--- What you will do ---
Your answer should consist of every line from the records that holds the string "heart".

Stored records

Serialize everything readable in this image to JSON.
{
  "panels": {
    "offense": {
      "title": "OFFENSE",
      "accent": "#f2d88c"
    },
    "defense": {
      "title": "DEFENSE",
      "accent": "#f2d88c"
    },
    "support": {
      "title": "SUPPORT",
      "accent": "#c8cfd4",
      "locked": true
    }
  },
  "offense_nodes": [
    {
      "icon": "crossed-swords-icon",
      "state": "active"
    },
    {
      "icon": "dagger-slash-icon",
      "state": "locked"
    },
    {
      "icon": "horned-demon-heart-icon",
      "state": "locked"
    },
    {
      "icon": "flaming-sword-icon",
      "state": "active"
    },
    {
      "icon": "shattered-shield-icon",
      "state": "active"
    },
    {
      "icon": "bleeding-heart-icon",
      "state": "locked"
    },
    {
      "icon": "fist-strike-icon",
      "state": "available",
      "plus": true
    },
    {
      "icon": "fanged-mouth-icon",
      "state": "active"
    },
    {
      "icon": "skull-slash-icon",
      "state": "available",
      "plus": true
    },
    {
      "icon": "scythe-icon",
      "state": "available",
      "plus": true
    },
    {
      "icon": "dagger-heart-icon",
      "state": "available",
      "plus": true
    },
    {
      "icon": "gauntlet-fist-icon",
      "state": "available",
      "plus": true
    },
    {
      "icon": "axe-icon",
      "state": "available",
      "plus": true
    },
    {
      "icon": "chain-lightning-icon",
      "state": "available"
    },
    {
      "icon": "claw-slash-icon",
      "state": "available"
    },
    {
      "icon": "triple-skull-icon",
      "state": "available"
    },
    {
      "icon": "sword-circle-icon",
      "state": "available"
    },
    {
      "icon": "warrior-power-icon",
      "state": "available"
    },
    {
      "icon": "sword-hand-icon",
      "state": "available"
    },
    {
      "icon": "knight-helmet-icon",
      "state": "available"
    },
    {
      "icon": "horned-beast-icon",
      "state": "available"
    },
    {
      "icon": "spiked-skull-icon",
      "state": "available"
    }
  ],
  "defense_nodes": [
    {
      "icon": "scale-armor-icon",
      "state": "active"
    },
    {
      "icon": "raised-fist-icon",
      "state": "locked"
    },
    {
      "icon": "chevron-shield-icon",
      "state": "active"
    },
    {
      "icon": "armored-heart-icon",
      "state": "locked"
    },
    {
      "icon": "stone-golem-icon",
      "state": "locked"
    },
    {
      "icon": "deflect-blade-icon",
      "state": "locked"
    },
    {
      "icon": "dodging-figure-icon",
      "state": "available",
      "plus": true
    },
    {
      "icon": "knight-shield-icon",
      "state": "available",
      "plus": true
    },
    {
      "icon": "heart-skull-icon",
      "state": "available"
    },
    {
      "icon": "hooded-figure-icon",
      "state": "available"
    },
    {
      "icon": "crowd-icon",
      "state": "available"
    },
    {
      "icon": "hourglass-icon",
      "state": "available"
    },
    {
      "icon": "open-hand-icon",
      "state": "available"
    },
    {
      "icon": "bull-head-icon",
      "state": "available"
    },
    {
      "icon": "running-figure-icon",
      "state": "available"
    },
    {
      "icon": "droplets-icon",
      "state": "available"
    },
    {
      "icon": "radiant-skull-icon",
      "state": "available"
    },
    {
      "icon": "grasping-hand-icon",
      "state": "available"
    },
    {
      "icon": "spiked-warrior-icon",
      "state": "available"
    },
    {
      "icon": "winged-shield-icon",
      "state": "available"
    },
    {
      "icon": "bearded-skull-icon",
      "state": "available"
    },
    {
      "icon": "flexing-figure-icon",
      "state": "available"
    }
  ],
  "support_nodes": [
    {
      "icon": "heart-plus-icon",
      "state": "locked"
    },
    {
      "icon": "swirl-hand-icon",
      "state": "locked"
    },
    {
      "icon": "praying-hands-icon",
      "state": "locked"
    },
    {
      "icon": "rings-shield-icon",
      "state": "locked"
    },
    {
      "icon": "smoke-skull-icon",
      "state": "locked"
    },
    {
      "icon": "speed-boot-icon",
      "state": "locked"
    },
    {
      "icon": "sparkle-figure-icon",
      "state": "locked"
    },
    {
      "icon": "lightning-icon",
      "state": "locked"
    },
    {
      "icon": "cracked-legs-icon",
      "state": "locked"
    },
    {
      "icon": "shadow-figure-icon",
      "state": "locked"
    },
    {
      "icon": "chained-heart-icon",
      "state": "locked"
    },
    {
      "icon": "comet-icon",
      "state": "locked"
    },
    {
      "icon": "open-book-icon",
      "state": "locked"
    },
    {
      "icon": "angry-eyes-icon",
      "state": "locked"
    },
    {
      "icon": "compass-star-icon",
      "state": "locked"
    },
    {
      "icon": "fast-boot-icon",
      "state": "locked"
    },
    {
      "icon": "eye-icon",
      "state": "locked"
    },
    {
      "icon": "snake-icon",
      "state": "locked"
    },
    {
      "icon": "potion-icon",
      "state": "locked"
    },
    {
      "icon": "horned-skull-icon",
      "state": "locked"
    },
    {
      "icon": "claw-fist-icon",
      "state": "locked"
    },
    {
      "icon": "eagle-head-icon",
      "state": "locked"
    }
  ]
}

--- Task result ---
      "icon": "horned-demon-heart-icon",
      "icon": "bleeding-heart-icon",
      "icon": "dagger-heart-icon",
      "icon": "armored-heart-icon",
      "icon": "heart-skull-icon",
      "icon": "heart-plus-icon",
      "icon": "chained-heart-icon",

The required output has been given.